How a Gimmick Show on an Obscure Network Defies the Odds and Flies in the Face of Everything that’s Wrong with the Modern Television Series: A Multi-Part Article:
When asked about the best shows on T.V., the average viewer (after rolling their eyes and muttering “what good shows..?”) will spout off titles such as Lost, 24, House MD, CSI, etc. Almost never mentioned is a quiet hit on the CW (of all places) about the life and times of a young Superman called Smallville. Despite its being largely overlooked by the mainstream Hollywood Douche-Bags, this show will be entering its eighth year (damn impressive for any serial drama/comedy) with no significant drop off in viewership or show integrity.

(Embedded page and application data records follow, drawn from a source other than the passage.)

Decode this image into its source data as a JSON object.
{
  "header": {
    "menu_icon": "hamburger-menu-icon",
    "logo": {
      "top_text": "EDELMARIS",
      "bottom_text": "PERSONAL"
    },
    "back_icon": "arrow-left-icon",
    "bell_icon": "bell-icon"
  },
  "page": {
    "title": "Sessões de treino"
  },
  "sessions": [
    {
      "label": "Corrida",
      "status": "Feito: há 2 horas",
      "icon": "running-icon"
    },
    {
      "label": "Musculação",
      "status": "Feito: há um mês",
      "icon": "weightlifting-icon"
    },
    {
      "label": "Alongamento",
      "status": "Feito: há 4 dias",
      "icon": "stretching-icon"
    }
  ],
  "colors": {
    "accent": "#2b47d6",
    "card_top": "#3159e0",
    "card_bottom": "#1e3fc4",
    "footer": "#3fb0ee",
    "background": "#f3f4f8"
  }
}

Outside the halls of the extreme comic-book purists, whose acne-encrusted faces contort in horror at anything that deviates from their comic-book fantasy-world, this show can be viewed without nausea by fans and laymen alike. This begs the question: how do they do it? In an era where television success is measured by net-tonnage of meaningless awards, obscene production costs, marginal talent in acting and writing, and pandering to the largest demographic available (read: morons), how does a show such as this manage to survive seven seasons relatively unscathed by the cancerous plagues that haunt most other TV shows?
There are several answers to this question, and I will slavishly and selflessly review them all for you. So, how does a show with a dangerous, limited concept (more on this later), virtually no star power, and a brutal time slot (Thursday prime-time) manage to outlast most shows, and even the network it premiered on? For the next several days, we’ll play “Why is this one not like the others” and examine the successful tactics, habits and characteristics of this enigmatic show.
Part I: “Casting the Net”
- The show premiered without any “big-name” stars. (Those of you shouting “What about John Schneider and Annette O’toole” need to take some Geritol and settle down.) This becomes huge as the show progresses, because the casts’ celebrity is solely associated with the show they’re on; limiting their opportunities to “quit to do real work in the movies” (looking at you, David Caruso and George Clooney)
- The actors are good, but not great. Plus they’re all gorgeous. Guys, there are four (or eight, depending how you count them) excellent reasons to watch this show even if you leave the mute button on the whole time. They are called: Erica Durance (Lois Lane), Allison Mack (Chloe Sullivan), Kristin Kreuk (Lana Lang) and Laura Vandervoort (Kara Kent). Ladies, if you can’t get behind former Calvin Klein model Tom Welling (Clark Kent), and the bald beauty of Michael Rosenbaum (Lex Luthor) its time to turn in your naughty parts to someone who knows how to use them properly. Virtually every other actor who touches this show either in a recurring situation, or as a guest is at least presentable, and often distractingly beautiful.
- Clever Stunt Casting. With the entire Superman mythos to choose from, the producers of Smallville are able to cherry-pick “special-guest” actors who are known from other Superman movies or shows. Some are subtle (Annette O’Toole [Martha Kent] played Superman’s girlfriend in the third movie now she’s him MOM…ick…) some are less so (two previous Supermen appeared on the show as guest stars). BUT…none reprised their original roles! In a rare realistic look at circumstances, producers decided that a wheel-chair-bound Christopher Reeve was probably not the best choice to play “older Clark Kent”. Stunt-casting went down in a manner that allowed viewers to say “hey, that’s cool” and smugly remind their fellows where they have seen these folks before. Notable stunt- casting instances: Anette O’toole (see above), Christopher Reeve ( Movie Superman in I-, sadly IV) as Dr. Virgill Swann, astronomer and Krypton enthusiast. Dean Cain (Superman in “Lois and Clark” TV series) as evil doctor organ-stealer, Margot Kidder (Movie Lois Lane) as Dr. Swann’s shadowy assistant, Helen Slater (Movie Supergirl) as Laura El, Supe’s biological mom, and Lynda Carter (Wonder Woman in TV series) as Chloe’s mom.
- The best move Smallville’s producers made was locking the principle actors into a seven-year contract. This kept cast turnover to a minimum (are you listening, ER?). and allowed multiple-season character development. Character development is key in any series expecting to last beyond a couple of seasons.
Part II of this series will examine how and why the character development on this show outclasses nearly all of the competition. “class”, by the way, is why this show is ignored by “Mainstream Hollywood”. Tune in tomorrow!